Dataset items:
^^^^^^^^

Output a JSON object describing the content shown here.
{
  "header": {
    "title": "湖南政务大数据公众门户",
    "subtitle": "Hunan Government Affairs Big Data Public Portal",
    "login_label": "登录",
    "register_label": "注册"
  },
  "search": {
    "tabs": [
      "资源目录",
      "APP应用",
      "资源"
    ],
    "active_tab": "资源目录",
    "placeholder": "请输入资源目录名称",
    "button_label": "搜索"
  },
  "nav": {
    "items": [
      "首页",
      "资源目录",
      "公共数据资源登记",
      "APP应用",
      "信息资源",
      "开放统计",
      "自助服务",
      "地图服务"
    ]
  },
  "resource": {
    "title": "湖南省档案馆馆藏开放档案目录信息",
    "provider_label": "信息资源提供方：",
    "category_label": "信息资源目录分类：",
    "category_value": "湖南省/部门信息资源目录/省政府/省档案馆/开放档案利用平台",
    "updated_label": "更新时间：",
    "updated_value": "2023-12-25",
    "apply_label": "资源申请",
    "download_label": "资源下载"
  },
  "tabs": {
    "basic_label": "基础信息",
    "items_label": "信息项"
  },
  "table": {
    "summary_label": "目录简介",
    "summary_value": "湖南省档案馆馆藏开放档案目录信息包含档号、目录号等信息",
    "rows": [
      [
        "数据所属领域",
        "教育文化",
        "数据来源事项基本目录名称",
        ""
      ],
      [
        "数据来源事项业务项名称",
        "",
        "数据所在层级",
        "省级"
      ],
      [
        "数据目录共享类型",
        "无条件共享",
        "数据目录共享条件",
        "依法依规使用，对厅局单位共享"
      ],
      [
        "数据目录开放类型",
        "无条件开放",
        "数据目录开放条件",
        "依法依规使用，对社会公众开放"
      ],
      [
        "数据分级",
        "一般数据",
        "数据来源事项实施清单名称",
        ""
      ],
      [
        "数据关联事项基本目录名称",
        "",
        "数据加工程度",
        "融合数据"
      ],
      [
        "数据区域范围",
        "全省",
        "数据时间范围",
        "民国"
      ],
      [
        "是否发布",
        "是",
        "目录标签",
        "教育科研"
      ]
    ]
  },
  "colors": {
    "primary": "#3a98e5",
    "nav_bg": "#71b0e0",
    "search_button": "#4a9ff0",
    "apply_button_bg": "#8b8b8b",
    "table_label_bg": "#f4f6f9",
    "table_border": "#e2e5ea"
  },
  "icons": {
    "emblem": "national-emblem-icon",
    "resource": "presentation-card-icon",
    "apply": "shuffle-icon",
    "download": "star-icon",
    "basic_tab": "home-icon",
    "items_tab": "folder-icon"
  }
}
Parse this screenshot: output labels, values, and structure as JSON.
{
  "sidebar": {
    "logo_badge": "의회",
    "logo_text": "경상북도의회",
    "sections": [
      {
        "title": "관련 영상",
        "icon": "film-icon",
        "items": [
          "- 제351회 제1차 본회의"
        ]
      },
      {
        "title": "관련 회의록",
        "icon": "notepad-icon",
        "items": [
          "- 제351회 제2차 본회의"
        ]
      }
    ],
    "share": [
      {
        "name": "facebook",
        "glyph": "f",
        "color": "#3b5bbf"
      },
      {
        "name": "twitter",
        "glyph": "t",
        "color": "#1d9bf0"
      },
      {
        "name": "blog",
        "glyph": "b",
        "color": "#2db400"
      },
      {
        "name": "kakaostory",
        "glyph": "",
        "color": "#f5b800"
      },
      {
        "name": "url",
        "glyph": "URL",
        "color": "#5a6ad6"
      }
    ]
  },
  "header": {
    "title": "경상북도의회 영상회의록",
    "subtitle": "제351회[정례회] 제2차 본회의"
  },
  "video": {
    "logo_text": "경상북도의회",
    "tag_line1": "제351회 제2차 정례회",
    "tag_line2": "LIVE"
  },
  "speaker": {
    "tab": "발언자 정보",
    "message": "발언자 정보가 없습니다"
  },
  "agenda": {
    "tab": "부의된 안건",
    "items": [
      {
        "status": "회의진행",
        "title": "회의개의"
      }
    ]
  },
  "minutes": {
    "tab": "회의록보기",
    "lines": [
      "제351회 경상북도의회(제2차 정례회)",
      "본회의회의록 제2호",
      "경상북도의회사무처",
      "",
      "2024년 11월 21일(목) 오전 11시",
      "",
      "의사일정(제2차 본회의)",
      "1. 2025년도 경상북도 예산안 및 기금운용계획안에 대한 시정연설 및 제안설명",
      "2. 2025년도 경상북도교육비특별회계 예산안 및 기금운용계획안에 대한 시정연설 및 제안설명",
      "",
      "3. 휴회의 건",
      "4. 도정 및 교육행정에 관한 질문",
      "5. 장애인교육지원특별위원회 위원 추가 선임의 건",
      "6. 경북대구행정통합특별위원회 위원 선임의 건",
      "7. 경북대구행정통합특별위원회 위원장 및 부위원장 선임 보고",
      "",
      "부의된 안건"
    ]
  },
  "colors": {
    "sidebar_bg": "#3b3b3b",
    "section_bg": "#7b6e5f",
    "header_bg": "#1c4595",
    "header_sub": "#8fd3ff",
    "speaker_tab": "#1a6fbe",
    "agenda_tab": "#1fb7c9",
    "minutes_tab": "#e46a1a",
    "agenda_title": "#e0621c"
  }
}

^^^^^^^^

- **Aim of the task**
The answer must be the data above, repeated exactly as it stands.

- **Solution below**
Output a JSON object describing the content shown here.
{
  "header": {
    "title": "湖南政务大数据公众门户",
    "subtitle": "Hunan Government Affairs Big Data Public Portal",
    "login_label": "登录",
    "register_label": "注册"
  },
  "search": {
    "tabs": [
      "资源目录",
      "APP应用",
      "资源"
    ],
    "active_tab": "资源目录",
    "placeholder": "请输入资源目录名称",
    "button_label": "搜索"
  },
  "nav": {
    "items": [
      "首页",
      "资源目录",
      "公共数据资源登记",
      "APP应用",
      "信息资源",
      "开放统计",
      "自助服务",
      "地图服务"
    ]
  },
  "resource": {
    "title": "湖南省档案馆馆藏开放档案目录信息",
    "provider_label": "信息资源提供方：",
    "category_label": "信息资源目录分类：",
    "category_value": "湖南省/部门信息资源目录/省政府/省档案馆/开放档案利用平台",
    "updated_label": "更新时间：",
    "updated_value": "2023-12-25",
    "apply_label": "资源申请",
    "download_label": "资源下载"
  },
  "tabs": {
    "basic_label": "基础信息",
    "items_label": "信息项"
  },
  "table": {
    "summary_label": "目录简介",
    "summary_value": "湖南省档案馆馆藏开放档案目录信息包含档号、目录号等信息",
    "rows": [
      [
        "数据所属领域",
        "教育文化",
        "数据来源事项基本目录名称",
        ""
      ],
      [
        "数据来源事项业务项名称",
        "",
        "数据所在层级",
        "省级"
      ],
      [
        "数据目录共享类型",
        "无条件共享",
        "数据目录共享条件",
        "依法依规使用，对厅局单位共享"
      ],
      [
        "数据目录开放类型",
        "无条件开放",
        "数据目录开放条件",
        "依法依规使用，对社会公众开放"
      ],
      [
        "数据分级",
        "一般数据",
        "数据来源事项实施清单名称",
        ""
      ],
      [
        "数据关联事项基本目录名称",
        "",
        "数据加工程度",
        "融合数据"
      ],
      [
        "数据区域范围",
        "全省",
        "数据时间范围",
        "民国"
      ],
      [
        "是否发布",
        "是",
        "目录标签",
        "教育科研"
      ]
    ]
  },
  "colors": {
    "primary": "#3a98e5",
    "nav_bg": "#71b0e0",
    "search_button": "#4a9ff0",
    "apply_button_bg": "#8b8b8b",
    "table_label_bg": "#f4f6f9",
    "table_border": "#e2e5ea"
  },
  "icons": {
    "emblem": "national-emblem-icon",
    "resource": "presentation-card-icon",
    "apply": "shuffle-icon",
    "download": "star-icon",
    "basic_tab": "home-icon",
    "items_tab": "folder-icon"
  }
}
Parse this screenshot: output labels, values, and structure as JSON.
{
  "sidebar": {
    "logo_badge": "의회",
    "logo_text": "경상북도의회",
    "sections": [
      {
        "title": "관련 영상",
        "icon": "film-icon",
        "items": [
          "- 제351회 제1차 본회의"
        ]
      },
      {
        "title": "관련 회의록",
        "icon": "notepad-icon",
        "items": [
          "- 제351회 제2차 본회의"
        ]
      }
    ],
    "share": [
      {
        "name": "facebook",
        "glyph": "f",
        "color": "#3b5bbf"
      },
      {
        "name": "twitter",
        "glyph": "t",
        "color": "#1d9bf0"
      },
      {
        "name": "blog",
        "glyph": "b",
        "color": "#2db400"
      },
      {
        "name": "kakaostory",
        "glyph": "",
        "color": "#f5b800"
      },
      {
        "name": "url",
        "glyph": "URL",
        "color": "#5a6ad6"
      }
    ]
  },
  "header": {
    "title": "경상북도의회 영상회의록",
    "subtitle": "제351회[정례회] 제2차 본회의"
  },
  "video": {
    "logo_text": "경상북도의회",
    "tag_line1": "제351회 제2차 정례회",
    "tag_line2": "LIVE"
  },
  "speaker": {
    "tab": "발언자 정보",
    "message": "발언자 정보가 없습니다"
  },
  "agenda": {
    "tab": "부의된 안건",
    "items": [
      {
        "status": "회의진행",
        "title": "회의개의"
      }
    ]
  },
  "minutes": {
    "tab": "회의록보기",
    "lines": [
      "제351회 경상북도의회(제2차 정례회)",
      "본회의회의록 제2호",
      "경상북도의회사무처",
      "",
      "2024년 11월 21일(목) 오전 11시",
      "",
      "의사일정(제2차 본회의)",
      "1. 2025년도 경상북도 예산안 및 기금운용계획안에 대한 시정연설 및 제안설명",
      "2. 2025년도 경상북도교육비특별회계 예산안 및 기금운용계획안에 대한 시정연설 및 제안설명",
      "",
      "3. 휴회의 건",
      "4. 도정 및 교육행정에 관한 질문",
      "5. 장애인교육지원특별위원회 위원 추가 선임의 건",
      "6. 경북대구행정통합특별위원회 위원 선임의 건",
      "7. 경북대구행정통합특별위원회 위원장 및 부위원장 선임 보고",
      "",
      "부의된 안건"
    ]
  },
  "colors": {
    "sidebar_bg": "#3b3b3b",
    "section_bg": "#7b6e5f",
    "header_bg": "#1c4595",
    "header_sub": "#8fd3ff",
    "speaker_tab": "#1a6fbe",
    "agenda_tab": "#1fb7c9",
    "minutes_tab": "#e46a1a",
    "agenda_title": "#e0621c"
  }
}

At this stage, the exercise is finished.